The top of the Galaxy S5 Active features the 3.5mm audio jack, the secondary microphone and the IR blaster that lets the smartphone remotely control various home appliances. There's also a remote control app with a pretty rich database preinstalled, so the functionality is available right out of box.
The microUSB 2.0 port and the mouthpiece are located on the bottom of the handset. The former is expectedly covered by a flap.
The back of the handset is home to the 16MP camera lens with LED flash, the heart-rate monitor, as well as the single loudspeaker. A Samsung and an AT&T logo keep them company.
The heart-rate monitor is located right next to the LED flash at the back. To use it you should hold the phone as you normally would with one of the fingers resting over the sensor and keep it steady for a few seconds.
Removing the battery cover reveals the microSIM slot, the 2,800mAh removable battery and the hot-swappable microSD card slot.
It is worth noting that the battery cover is harder to remove than the one of the regular Samsung Galaxy S5, which is nothing out of the usual given the extra ruggedness of the Active version.
And here are some live pictures of the Samsung Galaxy S5 Active European model.
Considering that it has the same 2,800 mAh battery as the regular Samsung Galaxy S5, it is hardly a surprise that the Active showcased a similar battery performance. The handset achieved an endurance rating of 70 in our battery test.
The above means that you your handset will easily make it through almost three full days if you use it for an hour each of telephony, web browsing, and video playback. The replaceable battery on the other hand, should keep power users calm, as they can pick up a spare one.
Our routine also includes a standby battery draw test, which is not featured in our battery test scorecard but is calculated in the total endurance rating.
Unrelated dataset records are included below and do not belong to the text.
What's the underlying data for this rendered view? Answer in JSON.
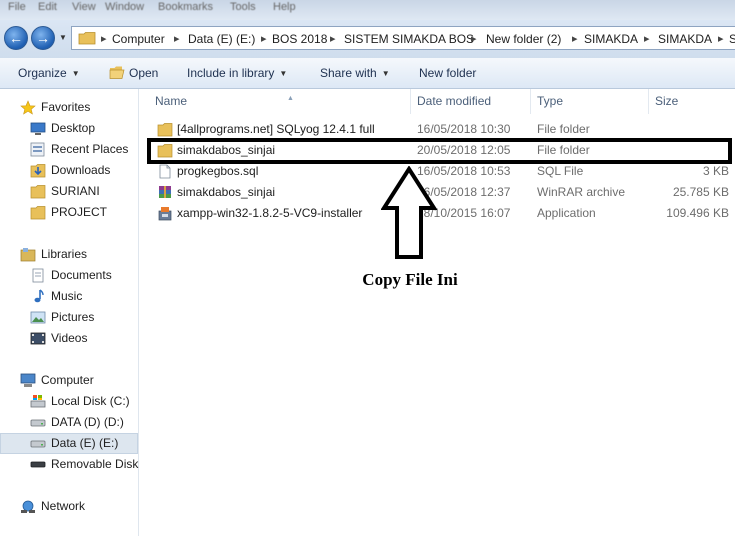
{
  "menubar": {
    "items": [
      "File",
      "Edit",
      "View",
      "Window",
      "Bookmarks",
      "Tools",
      "Help"
    ]
  },
  "address": {
    "breadcrumbs": [
      "Computer",
      "Data (E) (E:)",
      "BOS 2018",
      "SISTEM SIMAKDA BOS",
      "New folder (2)",
      "SIMAKDA",
      "SIMAKDA",
      "S"
    ]
  },
  "toolbar": {
    "organize": "Organize",
    "open": "Open",
    "include_in_library": "Include in library",
    "share_with": "Share with",
    "new_folder": "New folder"
  },
  "nav": {
    "favorites": {
      "label": "Favorites",
      "items": [
        "Desktop",
        "Recent Places",
        "Downloads",
        "SURIANI",
        "PROJECT"
      ]
    },
    "libraries": {
      "label": "Libraries",
      "items": [
        "Documents",
        "Music",
        "Pictures",
        "Videos"
      ]
    },
    "computer": {
      "label": "Computer",
      "items": [
        "Local Disk (C:)",
        "DATA (D) (D:)",
        "Data (E) (E:)",
        "Removable Disk"
      ]
    },
    "network": {
      "label": "Network"
    }
  },
  "columns": {
    "name": "Name",
    "date": "Date modified",
    "type": "Type",
    "size": "Size"
  },
  "files": [
    {
      "name": "[4allprograms.net] SQLyog 12.4.1 full",
      "date": "16/05/2018 10:30",
      "type": "File folder",
      "size": "",
      "icon": "folder-icon"
    },
    {
      "name": "simakdabos_sinjai",
      "date": "20/05/2018 12:05",
      "type": "File folder",
      "size": "",
      "icon": "folder-icon"
    },
    {
      "name": "progkegbos.sql",
      "date": "16/05/2018 10:53",
      "type": "SQL File",
      "size": "3 KB",
      "icon": "document-icon"
    },
    {
      "name": "simakdabos_sinjai",
      "date": "16/05/2018 12:37",
      "type": "WinRAR archive",
      "size": "25.785 KB",
      "icon": "archive-icon"
    },
    {
      "name": "xampp-win32-1.8.2-5-VC9-installer",
      "date": "28/10/2015 16:07",
      "type": "Application",
      "size": "109.496 KB",
      "icon": "installer-icon"
    }
  ],
  "annotation": {
    "text": "Copy File Ini"
  },
  "colors": {
    "accent": "#1f5fb2",
    "folder": "#e8c05a",
    "highlight": "#000000"
  }
}
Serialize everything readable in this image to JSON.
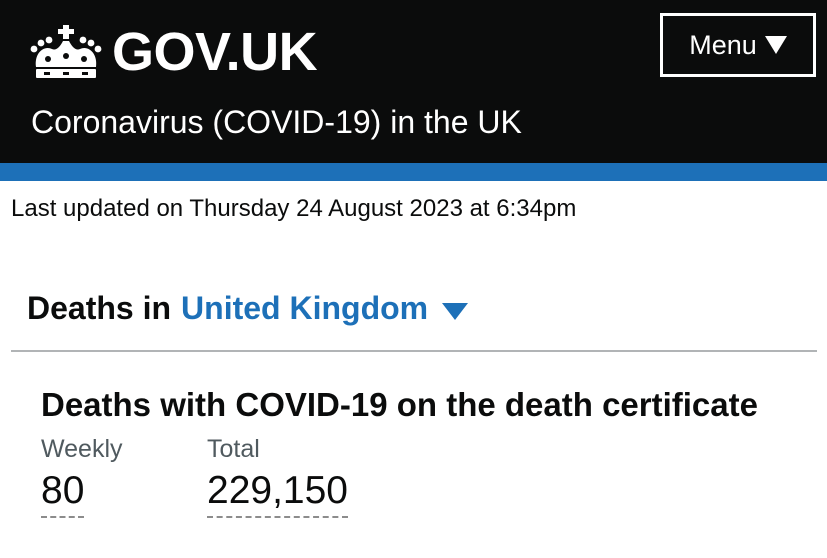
{
  "header": {
    "logo_text": "GOV.UK",
    "logo_icon": "crown-icon",
    "service_name": "Coronavirus (COVID-19) in the UK",
    "menu_label": "Menu",
    "menu_icon": "triangle-down-icon",
    "background_color": "#0b0c0c",
    "accent_bar_color": "#1d70b8"
  },
  "last_updated": "Last updated on Thursday 24 August 2023 at 6:34pm",
  "area": {
    "prefix": "Deaths in",
    "selected": "United Kingdom",
    "dropdown_icon": "triangle-down-icon",
    "link_color": "#1d70b8"
  },
  "card": {
    "title": "Deaths with COVID-19 on the death certificate",
    "metrics": [
      {
        "label": "Weekly",
        "value": "80"
      },
      {
        "label": "Total",
        "value": "229,150"
      }
    ]
  }
}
Our battery testing procedure is described in detail in case you want to learn more about it.
The Samsung Galaxy S5 Active features extensive connectivity options headed by LTE with speeds of up to 150Mbps / 50Mbps. Where a 4G network isn't available, the phone can do 42Mbps downlink and 5.76Mbps uplink.
Local connectivity also includes Wi-Fi a/b/g/n/ac support, with 2.4GHz and 5GHz band compatibility. Wi-Fi Direct and DLNA are also supported.
A feature borrowed from the iPhone (which later dropped it) is called Download booster - files over 30MB are downloaded over LTE and Wi-Fi simultaneously. This also works for native apps that have been set to use Wi-Fi only, but not for third party apps.
Bluetooth 4.0 + LE is also available (it's used on all new smartwatches and other wearables), plus there's ANT+ for additional sports gadgets. NFC is available for quick pairing, with Android Beam and S Beam handling file transfers.
GPS and GLONASS receivers are available for accurate location data.
There is a microSD card slot as well, on top of the 16GB of built-in storage (11.2GB are actually available to the user). The cable connection takes place via microUSB 2.0, not 3.0 like in the regular Galaxy S5.
The Samsung Galaxy S5 Active also supports USB-on-the-go, but you will need to buy an adapter for that. TV out is available too, if you have an HDMI adapter and the phone can output surround sound. Wireless screen mirroring is available too.
An IR blaster allows the phone to control a TV using Samsung's Smart Remote app. We will take a closer look at it later on.
If you have certain Samsung or HP printers, you can wirelessly send photos, documents and other things (e.g. web pages, contact information) to be printed too.